Sometimes the parent of alternate residence will consistently fail to show up to get the children for their court-ordered visitation time. There are many reasons this is an issue, ranging from interfering with the primary parent’s schedule to emotional harm to the children.
If a parent refuses to pick up their children, the amount of custody time allowed will generally be reduced as a first step. This may mean the alternating parent can only get their children every other weekend instead of every weekend.
However, if the problem persists, the alternating parent can be at risk for having visitation time taken away. This is because courts rule in what is the best interests of a child. Having an unreliable parent who shows little to no interest in their children isn’t in the child’s best interest.
Parental kidnapping can include purposeful abduction of a child or even removing the child from the state or country without the other parent’s consent. This is not only a custody issue but is a criminal offense. The penalties for doing so reflect this.
A few examples of penalties that can occur for parental kidnapping include:
- Total loss of legal and physical custody of the children
- Civil fines
- Attorney fees for the other parent
- Jail time
- Community service and criminal fines
In most cases, parents who purposefully abduct their children are sentenced to jail time and have their custody rights revoked. These rights are seldom given back. If the parent does receive visitation time in the future, it is almost always supervised and with no overnight stays.
Other (Rarer) Violations
Other violations aren’t necessarily written into your custody agreement but are frowned upon by the court system. For example, parents who talk badly about the other to or in front of their children may be in violation. Parents who commit acts of domestic violence in front of their children, do drugs, or drink excessively could also be in violation.
In these cases, what can be done may be different than the other violations. If the other parent has committed an act of domestic violence against you or the children, you’ll need to pursue a restraining order. This is also known as an order of protection.
What can be done for these other violations also varies. Custody time with the violating parent may be restricted, and additional reliefs may be granted. For example, the violating parent may need to attend appropriate classes, pay fines, and submit to random drug testing.
Don’t Go It Alone

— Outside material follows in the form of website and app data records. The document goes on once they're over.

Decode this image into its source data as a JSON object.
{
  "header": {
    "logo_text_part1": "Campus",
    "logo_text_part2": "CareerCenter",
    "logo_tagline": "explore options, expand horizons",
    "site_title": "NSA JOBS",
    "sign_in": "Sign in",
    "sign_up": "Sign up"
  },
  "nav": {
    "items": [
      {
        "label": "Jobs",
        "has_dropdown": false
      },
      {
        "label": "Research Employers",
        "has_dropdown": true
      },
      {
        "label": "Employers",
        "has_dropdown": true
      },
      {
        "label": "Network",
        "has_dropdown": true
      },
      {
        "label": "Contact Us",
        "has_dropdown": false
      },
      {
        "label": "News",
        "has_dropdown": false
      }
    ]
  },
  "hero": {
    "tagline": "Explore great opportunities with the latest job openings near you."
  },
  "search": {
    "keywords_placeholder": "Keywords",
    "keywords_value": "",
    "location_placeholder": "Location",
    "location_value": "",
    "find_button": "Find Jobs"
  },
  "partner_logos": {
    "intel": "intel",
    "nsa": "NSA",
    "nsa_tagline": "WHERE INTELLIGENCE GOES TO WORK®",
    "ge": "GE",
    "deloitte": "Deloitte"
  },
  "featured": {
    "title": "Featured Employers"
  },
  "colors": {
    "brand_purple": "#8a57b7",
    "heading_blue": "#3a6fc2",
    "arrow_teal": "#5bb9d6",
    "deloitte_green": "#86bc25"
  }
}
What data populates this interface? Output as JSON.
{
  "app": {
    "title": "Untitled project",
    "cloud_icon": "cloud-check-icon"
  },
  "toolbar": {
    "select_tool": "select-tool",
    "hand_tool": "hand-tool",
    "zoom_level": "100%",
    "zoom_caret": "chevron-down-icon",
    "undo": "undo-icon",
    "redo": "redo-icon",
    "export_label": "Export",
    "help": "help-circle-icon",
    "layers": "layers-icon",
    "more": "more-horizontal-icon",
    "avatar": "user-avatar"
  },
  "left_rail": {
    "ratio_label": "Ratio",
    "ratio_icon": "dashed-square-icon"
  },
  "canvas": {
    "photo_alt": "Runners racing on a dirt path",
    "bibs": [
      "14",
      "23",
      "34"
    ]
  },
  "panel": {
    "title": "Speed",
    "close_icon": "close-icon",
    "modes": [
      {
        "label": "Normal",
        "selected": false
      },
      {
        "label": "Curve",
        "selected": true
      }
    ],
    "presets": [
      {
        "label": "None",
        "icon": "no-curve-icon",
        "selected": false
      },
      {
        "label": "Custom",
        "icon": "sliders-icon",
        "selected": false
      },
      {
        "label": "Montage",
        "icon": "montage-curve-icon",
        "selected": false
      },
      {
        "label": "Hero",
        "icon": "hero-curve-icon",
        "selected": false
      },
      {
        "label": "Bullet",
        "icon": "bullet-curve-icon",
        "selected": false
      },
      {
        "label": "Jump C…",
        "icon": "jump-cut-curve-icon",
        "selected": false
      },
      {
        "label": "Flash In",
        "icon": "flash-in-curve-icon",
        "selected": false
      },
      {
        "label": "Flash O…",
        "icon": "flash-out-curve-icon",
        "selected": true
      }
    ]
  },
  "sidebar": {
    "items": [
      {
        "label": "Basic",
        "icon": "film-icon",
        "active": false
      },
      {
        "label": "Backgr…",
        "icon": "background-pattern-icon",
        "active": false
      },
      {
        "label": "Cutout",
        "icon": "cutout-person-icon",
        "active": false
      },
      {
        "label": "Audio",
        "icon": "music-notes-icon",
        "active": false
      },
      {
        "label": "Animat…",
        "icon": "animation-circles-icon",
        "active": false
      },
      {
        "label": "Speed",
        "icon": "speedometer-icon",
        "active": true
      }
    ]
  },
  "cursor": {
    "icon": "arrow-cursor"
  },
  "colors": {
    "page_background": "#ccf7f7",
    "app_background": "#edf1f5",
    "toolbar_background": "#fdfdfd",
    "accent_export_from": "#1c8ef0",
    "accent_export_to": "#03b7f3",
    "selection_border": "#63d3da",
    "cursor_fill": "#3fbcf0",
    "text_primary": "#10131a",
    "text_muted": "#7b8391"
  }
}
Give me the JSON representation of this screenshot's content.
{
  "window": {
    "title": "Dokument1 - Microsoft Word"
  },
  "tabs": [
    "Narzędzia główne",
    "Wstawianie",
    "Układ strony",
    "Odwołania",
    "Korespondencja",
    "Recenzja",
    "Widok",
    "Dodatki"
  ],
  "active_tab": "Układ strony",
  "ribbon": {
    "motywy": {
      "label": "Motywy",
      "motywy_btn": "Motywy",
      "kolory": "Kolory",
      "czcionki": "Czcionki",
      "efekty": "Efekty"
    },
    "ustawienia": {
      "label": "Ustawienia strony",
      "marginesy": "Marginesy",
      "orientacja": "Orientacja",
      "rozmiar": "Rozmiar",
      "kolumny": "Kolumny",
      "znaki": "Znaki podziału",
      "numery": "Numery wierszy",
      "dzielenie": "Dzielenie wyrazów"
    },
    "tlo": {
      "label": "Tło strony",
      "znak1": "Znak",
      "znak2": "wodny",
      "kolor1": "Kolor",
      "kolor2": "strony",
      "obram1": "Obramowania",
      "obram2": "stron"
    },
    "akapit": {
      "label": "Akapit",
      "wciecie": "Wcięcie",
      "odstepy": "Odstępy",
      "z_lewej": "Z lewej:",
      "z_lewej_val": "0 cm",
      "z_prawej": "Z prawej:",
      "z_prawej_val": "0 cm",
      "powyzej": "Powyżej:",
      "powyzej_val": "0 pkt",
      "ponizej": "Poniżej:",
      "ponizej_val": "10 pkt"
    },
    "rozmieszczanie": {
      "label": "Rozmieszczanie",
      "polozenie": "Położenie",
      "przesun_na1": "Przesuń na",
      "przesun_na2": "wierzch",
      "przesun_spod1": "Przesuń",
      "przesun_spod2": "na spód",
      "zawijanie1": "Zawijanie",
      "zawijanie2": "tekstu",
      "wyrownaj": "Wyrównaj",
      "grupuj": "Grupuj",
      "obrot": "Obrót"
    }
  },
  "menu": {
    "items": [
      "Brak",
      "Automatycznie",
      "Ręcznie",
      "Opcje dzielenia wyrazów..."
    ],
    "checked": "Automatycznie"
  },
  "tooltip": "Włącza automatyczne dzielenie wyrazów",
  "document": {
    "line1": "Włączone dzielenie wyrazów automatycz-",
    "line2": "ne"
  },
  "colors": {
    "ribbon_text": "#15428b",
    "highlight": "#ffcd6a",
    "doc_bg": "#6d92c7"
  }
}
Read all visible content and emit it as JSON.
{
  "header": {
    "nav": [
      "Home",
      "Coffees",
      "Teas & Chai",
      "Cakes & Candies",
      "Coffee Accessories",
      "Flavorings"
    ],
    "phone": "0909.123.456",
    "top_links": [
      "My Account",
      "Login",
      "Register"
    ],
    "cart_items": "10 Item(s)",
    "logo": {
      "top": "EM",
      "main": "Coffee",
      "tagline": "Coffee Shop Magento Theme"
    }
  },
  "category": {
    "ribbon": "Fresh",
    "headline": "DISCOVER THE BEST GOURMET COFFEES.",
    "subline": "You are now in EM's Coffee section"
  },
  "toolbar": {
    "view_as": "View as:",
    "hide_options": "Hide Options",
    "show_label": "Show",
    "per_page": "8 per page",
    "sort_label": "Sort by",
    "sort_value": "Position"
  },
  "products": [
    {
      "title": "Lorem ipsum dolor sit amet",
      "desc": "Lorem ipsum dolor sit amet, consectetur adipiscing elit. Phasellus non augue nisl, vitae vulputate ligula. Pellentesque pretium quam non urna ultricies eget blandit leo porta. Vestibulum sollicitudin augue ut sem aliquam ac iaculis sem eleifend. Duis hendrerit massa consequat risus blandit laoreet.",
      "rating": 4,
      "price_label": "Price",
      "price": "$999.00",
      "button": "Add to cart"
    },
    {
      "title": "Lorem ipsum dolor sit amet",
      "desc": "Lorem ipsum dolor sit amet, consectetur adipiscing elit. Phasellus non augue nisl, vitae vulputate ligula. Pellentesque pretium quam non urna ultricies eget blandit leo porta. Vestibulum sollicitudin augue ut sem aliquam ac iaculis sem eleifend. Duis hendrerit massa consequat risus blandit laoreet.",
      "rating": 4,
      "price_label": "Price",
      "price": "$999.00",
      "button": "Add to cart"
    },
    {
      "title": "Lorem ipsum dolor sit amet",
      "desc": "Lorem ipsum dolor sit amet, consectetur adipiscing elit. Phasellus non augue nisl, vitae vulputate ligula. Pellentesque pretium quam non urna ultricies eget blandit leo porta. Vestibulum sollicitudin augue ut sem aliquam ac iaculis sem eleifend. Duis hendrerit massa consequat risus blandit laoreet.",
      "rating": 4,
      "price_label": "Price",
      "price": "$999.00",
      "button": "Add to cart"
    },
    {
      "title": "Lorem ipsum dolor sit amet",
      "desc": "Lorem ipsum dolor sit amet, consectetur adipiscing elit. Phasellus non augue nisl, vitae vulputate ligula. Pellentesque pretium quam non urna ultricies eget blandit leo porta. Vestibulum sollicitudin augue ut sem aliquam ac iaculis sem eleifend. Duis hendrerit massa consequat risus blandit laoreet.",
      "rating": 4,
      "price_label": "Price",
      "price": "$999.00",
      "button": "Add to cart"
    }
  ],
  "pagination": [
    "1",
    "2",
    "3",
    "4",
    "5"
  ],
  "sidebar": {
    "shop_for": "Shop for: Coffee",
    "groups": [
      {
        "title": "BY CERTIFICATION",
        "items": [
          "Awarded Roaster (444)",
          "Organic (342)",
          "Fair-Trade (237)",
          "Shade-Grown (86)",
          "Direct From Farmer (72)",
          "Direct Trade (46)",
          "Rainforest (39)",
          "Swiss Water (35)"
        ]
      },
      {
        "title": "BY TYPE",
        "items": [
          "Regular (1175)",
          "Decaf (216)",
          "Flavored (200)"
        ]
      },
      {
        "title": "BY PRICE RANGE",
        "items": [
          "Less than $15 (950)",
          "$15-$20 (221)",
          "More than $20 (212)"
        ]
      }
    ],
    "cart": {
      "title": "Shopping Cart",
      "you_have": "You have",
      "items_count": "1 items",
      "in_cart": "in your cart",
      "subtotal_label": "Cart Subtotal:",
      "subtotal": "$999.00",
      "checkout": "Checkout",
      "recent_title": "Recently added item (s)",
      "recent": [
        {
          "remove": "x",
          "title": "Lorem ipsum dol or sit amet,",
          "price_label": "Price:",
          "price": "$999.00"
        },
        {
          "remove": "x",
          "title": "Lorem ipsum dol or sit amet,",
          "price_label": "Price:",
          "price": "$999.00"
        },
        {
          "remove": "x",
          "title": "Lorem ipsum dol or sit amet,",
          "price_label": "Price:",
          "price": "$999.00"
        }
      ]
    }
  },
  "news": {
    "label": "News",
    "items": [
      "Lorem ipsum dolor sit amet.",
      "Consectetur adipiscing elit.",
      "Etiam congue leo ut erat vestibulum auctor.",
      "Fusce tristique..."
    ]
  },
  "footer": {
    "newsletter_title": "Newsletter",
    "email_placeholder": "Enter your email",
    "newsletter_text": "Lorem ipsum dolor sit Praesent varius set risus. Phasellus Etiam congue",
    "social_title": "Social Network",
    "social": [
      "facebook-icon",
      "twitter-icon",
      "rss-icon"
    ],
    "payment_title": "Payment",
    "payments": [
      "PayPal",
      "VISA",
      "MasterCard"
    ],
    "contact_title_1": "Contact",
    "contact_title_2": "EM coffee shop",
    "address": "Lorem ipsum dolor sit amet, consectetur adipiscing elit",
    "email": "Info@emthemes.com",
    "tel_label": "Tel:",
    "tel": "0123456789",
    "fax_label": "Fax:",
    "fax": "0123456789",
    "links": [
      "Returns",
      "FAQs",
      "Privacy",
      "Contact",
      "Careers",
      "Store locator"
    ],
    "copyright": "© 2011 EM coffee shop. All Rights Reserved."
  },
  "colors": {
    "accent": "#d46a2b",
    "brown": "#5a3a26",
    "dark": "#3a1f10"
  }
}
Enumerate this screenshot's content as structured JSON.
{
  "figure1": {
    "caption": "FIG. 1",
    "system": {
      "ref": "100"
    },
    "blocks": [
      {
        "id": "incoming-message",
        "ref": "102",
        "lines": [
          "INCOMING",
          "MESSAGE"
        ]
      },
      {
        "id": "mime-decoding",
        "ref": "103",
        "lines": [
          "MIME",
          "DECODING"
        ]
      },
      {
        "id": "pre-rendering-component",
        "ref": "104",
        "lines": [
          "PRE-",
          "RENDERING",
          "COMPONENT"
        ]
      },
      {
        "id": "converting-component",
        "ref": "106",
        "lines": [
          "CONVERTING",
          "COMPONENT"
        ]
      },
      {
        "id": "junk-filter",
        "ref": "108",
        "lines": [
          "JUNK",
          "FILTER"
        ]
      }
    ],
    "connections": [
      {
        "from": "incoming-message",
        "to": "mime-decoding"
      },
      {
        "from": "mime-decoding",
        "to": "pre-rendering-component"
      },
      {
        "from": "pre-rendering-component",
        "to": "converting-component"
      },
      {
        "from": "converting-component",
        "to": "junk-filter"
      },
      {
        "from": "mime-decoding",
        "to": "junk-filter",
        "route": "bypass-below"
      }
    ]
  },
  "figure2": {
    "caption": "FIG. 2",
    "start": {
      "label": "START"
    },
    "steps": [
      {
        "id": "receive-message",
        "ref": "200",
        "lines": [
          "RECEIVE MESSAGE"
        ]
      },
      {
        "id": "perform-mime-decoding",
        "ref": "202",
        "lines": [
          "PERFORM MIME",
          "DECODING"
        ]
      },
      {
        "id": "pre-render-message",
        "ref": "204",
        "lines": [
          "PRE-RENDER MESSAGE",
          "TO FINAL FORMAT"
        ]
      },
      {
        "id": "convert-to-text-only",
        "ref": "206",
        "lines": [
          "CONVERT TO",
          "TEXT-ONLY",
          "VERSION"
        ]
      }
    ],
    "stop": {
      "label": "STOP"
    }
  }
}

Navigating a custody case or pursuing reliefs for a violation of a custody order can be difficult. There are many rules and regulations that govern these types of cases, which can be incredibly confusing. This is why it’s highly suggested you work with a reputable lawyer who focuses on child custody and other family-related court cases.
Do You Have More Questions About Child Custody Agreement Violations?
If the other parent has violated the court-ordered child custody agreement, many things can be done. What can be done will vary wildly based on how the other parent violated the order, however. It’s highly recommended you hire a reliable lawyer who specializes in these types of cases.
Do you have more questions about child custody agreement violations? Or would you like to speak to one of our lawyers about your custody-related case?
Contact us today. One of our customer service representatives would be happy to answer any questions you still have. They can also set you up a consultation if desired.